Ruger No. 1 Varmint rifle in .223 Remington with heavy barrel, bipod rest, large telescopic sight, and "dope" sheet on the stock for windage
  • Bushmaster AR-15 based Varminter model; includes extended heavy barrel, adjustable trigger, and no iron sights (being designed for dedicated use with telescopic sights).[3]
  • Remington 700 SPS: Has a 26" heavy contour barrel with standard features that include a hinged floorplate magazine, sling swivel studs, and a drilled and tapped receiver.[4]
  • Ruger No. 1 Varminter single-shot rifle; equipped with scope base and rings for telescopic sight, available in high velocity calibers with extended heavy barrels.
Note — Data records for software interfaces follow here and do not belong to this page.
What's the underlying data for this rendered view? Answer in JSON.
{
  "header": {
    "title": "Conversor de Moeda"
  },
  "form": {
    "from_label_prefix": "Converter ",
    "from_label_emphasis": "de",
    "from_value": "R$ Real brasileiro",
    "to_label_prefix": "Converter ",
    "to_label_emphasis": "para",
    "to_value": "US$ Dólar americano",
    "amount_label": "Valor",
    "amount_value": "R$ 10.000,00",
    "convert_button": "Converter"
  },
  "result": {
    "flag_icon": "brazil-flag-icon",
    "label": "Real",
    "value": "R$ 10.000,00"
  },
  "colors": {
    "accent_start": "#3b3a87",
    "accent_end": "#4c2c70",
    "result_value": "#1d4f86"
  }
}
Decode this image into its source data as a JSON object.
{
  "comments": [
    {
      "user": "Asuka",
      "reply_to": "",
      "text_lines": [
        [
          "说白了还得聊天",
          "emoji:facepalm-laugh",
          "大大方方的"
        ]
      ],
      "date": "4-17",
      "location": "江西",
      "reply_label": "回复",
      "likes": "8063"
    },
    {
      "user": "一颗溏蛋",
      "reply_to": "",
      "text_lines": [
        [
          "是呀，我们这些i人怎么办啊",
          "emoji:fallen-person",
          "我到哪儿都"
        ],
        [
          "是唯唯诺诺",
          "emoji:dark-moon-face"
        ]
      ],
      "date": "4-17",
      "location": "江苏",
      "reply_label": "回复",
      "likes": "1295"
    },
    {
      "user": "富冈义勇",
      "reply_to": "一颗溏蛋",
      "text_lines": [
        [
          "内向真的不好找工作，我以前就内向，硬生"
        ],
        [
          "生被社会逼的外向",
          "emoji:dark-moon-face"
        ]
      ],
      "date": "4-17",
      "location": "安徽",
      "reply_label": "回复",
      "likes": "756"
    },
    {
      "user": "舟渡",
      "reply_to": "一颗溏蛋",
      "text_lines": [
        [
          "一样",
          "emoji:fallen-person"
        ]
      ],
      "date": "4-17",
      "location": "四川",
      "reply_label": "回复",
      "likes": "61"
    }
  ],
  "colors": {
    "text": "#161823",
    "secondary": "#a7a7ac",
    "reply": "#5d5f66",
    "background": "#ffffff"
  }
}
While the trigger is factory set and locked, the trigger does include sear engagement and overtravel adjustment screws, which can be adjusted by a gunsmith.
  • Savage Model 12 Varminter; includes adjustable trigger, and free floated extended heavy barrel, no iron sights, and a benchrest style stock.[5]
  • Sierra Varminter line of bullets; light weight, hollow point and soft point bullets designed for high velocities, minimal penetration, and maximum expansion needed for varmints.[6]

Impacts on varmint populations

Hunting of varmint has typically been to reduce crop loss and to stop predation of livestock.[7] This hunting, like all forms of harvest, has imposed an artificial selection pressure on the organisms being hunted.[8] The selection pressure on varmints is likely for younger reproduction ages and quicker maturity. Varmint hunting is also potentially selecting for behavioral changes that are desired, animals avoiding human populated areas, crops, and livestock.

See also


  1. ^ Ovington, Ray (1965). The Compact Book of Small Game and Varmints. New York: J. Lowell Pratt & Company. 
  2. ^ Smith, Jim "Crow". 2017. "The Modern Blowgun." The Backwoodsman "The magazine for the twentieth century frontiersman specializing in trapping, woodslore, survival, gardening, muzzleloading & homesteading". Volume 38. September/October 2017. Pages 58-60.
  3. ^ Bushmaster AR-15 Archived October 29, 2007, at the Wayback Machine.
  4. ^ Remington 700 SPS Varmint Archived July 17, 2008, at the Wayback Machine.
  5. ^ Savage Model 12 Varminter[dead link]
  6. ^ "Sierra Bullets – Varminter Bullets". sierrabullets.com. Sierra Bullets. Retrieved 13 October 2015. 
  7. ^ Tellman, Barbara. "Varmint control in Cochise County over the years." (2005).
  8. ^ Allendorf, Fred W., and Jeffrey J. Hard. "Human-induced evolution caused by unnatural selection through harvest of wild animals." Proceedings of the National Academy of Sciences 106.Supplement 1 (2009): 9987-9994.